History of Hine Fellows

Recent Duke University graduates first began working as Fellows with international nongovernmental organizations (NGOs) in 1995. The Hart Fellows Program, part of the Hart Leadership Program at Duke’s Terry Sanford Institute of Public Policy, was initiated and directed by Kirk Felsman, a Duke faculty member and clinical child psychologist who had spent two decades working with NGOs on child policy issues in Latin America, Southeast Asia, and Africa. Under Felsman's direction, the program developed working relationships with humanitarian agencies on five continents.

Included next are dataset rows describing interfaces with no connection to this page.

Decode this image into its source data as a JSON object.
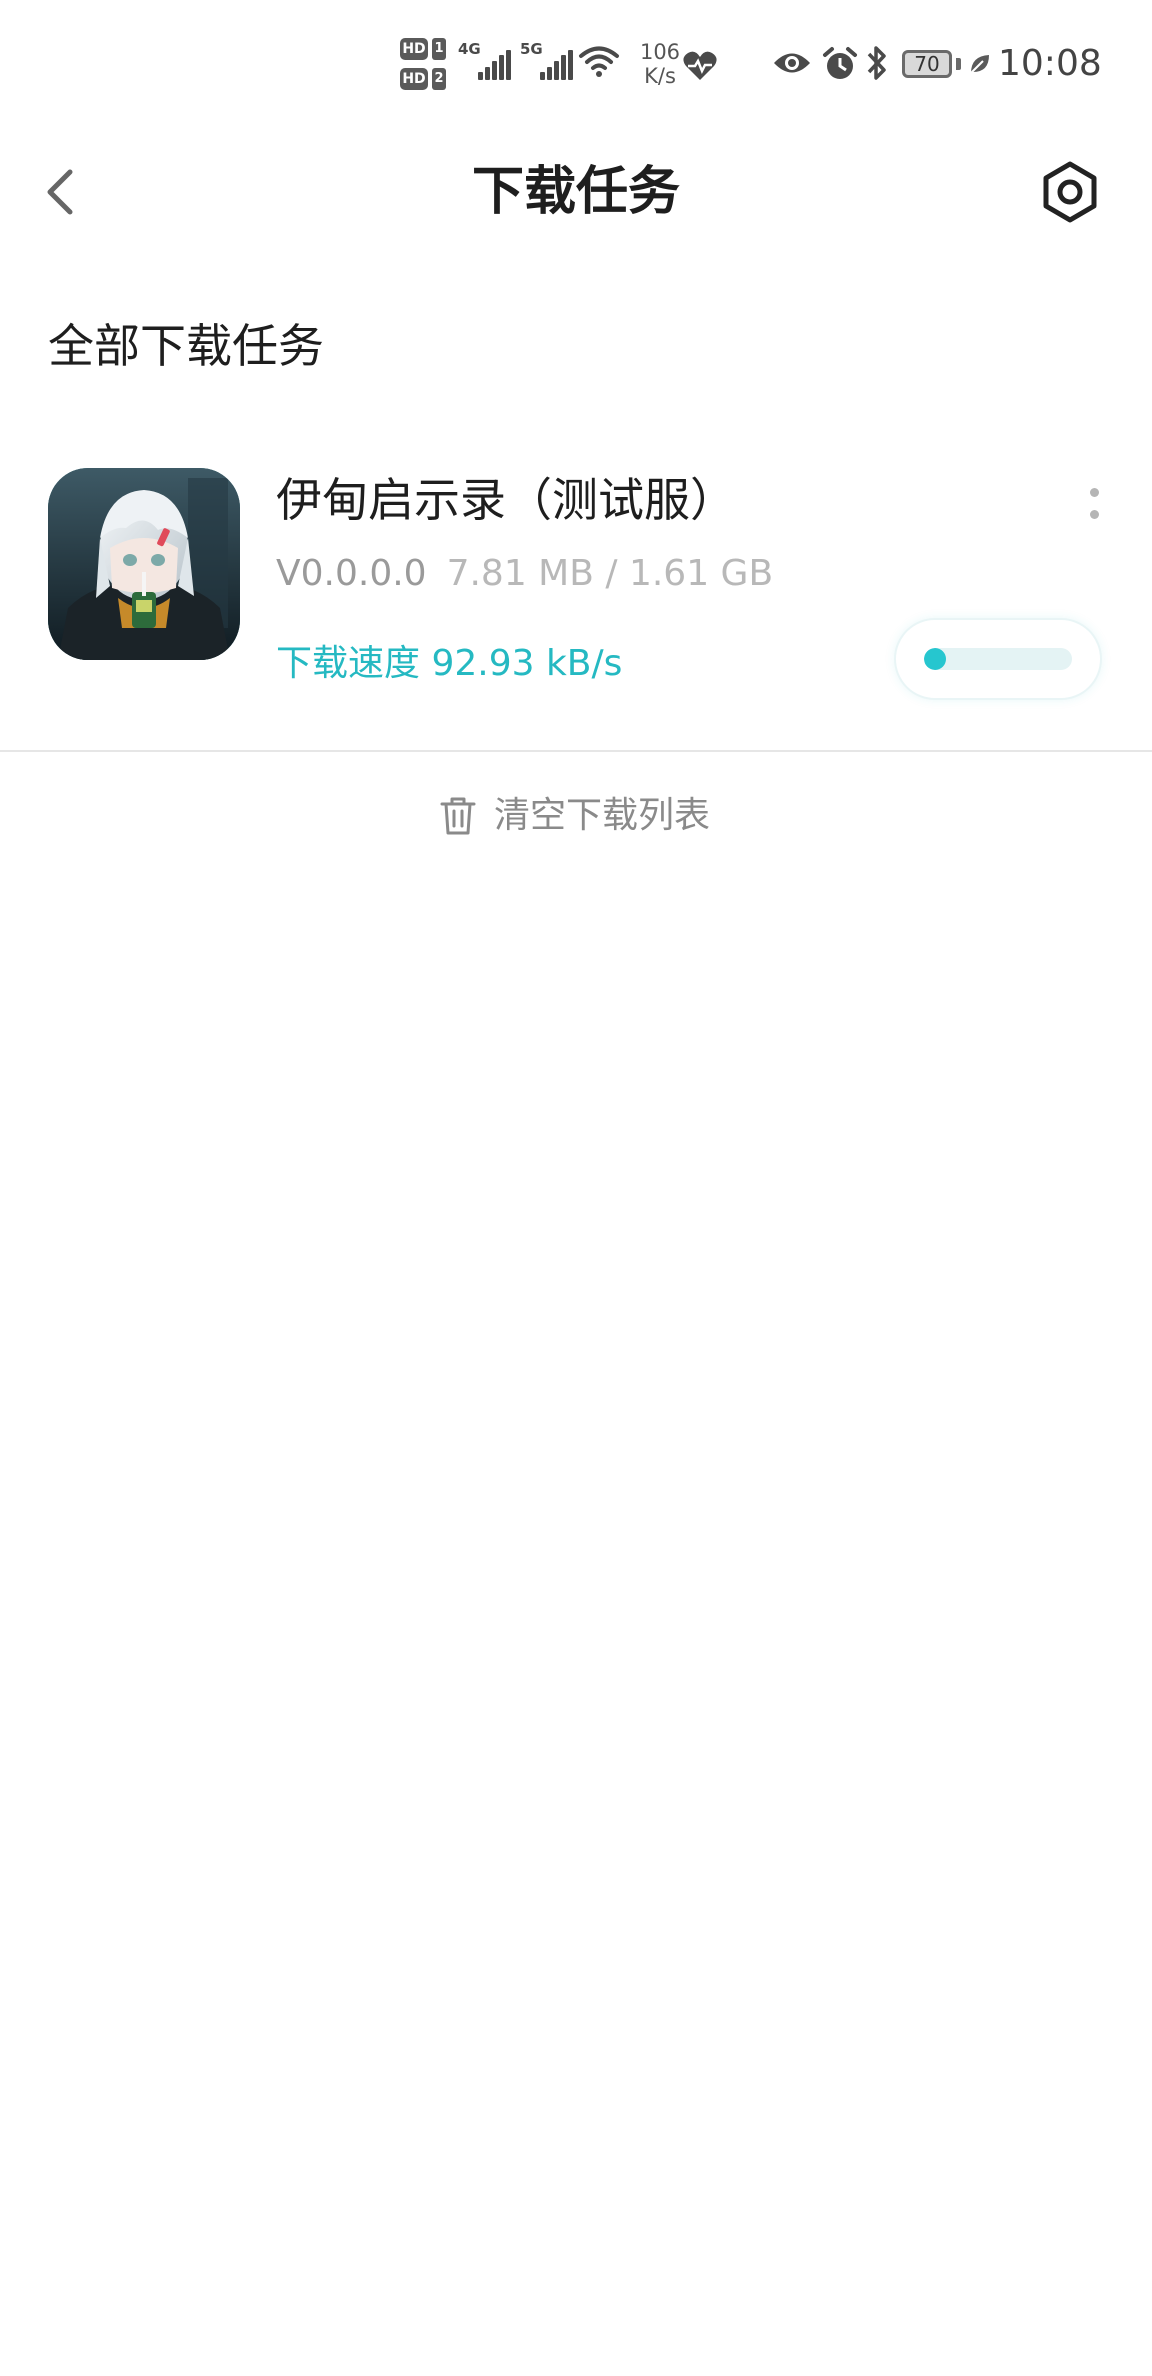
{
  "status_bar": {
    "sim1_badge": "HD",
    "sim1_number": "1",
    "sim2_badge": "HD",
    "sim2_number": "2",
    "network1": "4G",
    "network2": "5G",
    "speed_value": "106",
    "speed_unit": "K/s",
    "battery": "70",
    "time": "10:08",
    "icons": [
      "hd-icon",
      "signal-icon",
      "wifi-icon",
      "heart-icon",
      "eye-icon",
      "alarm-icon",
      "bluetooth-icon",
      "battery-icon",
      "leaf-icon"
    ]
  },
  "header": {
    "title": "下载任务",
    "back_icon": "chevron-left-icon",
    "settings_icon": "hex-settings-icon"
  },
  "section": {
    "title": "全部下载任务"
  },
  "tasks": [
    {
      "name": "伊甸启示录（测试服）",
      "version": "V0.0.0.0",
      "size": "7.81 MB / 1.61 GB",
      "speed": "下载速度 92.93 kB/s",
      "progress": 0.005,
      "accent": "#25b9c2"
    }
  ],
  "footer": {
    "clear_label": "清空下载列表",
    "clear_icon": "trash-icon"
  }
}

In 1997 Public Policy Professor Alex Harris, a photographer and founding member of the Center for Documentary Studies (CDS) at Duke, joined Felsman in working with the Hart Leadership Program. With the support of CDS staff members, Harris collaborated with Fellows and their host NGOs on shaping documentary projects into advocacy materials—producing publications, exhibits, and Web sites. As NGOs began to realize the impact of this work, the demand for “documentary fellows” grew.

In response to this burgeoning interest, Felsman and Harris collaborated with CDS, long a leader in the documentary field, to found the Lewis Hine Documentary Fellows Program. Established in 2002, the program provides teaching, training, and fellowship opportunities to socially motivated young adults with documentary interests and experience. In addition to sponsoring and disseminating the documentary work produced by Hine Fellows, the Hine Program has also worked with selected former Hart Fellows to publish and disseminate their documentary work. In 2002-2003, the Hine Program sent out its first Fellows to organizations in Egypt and South Africa.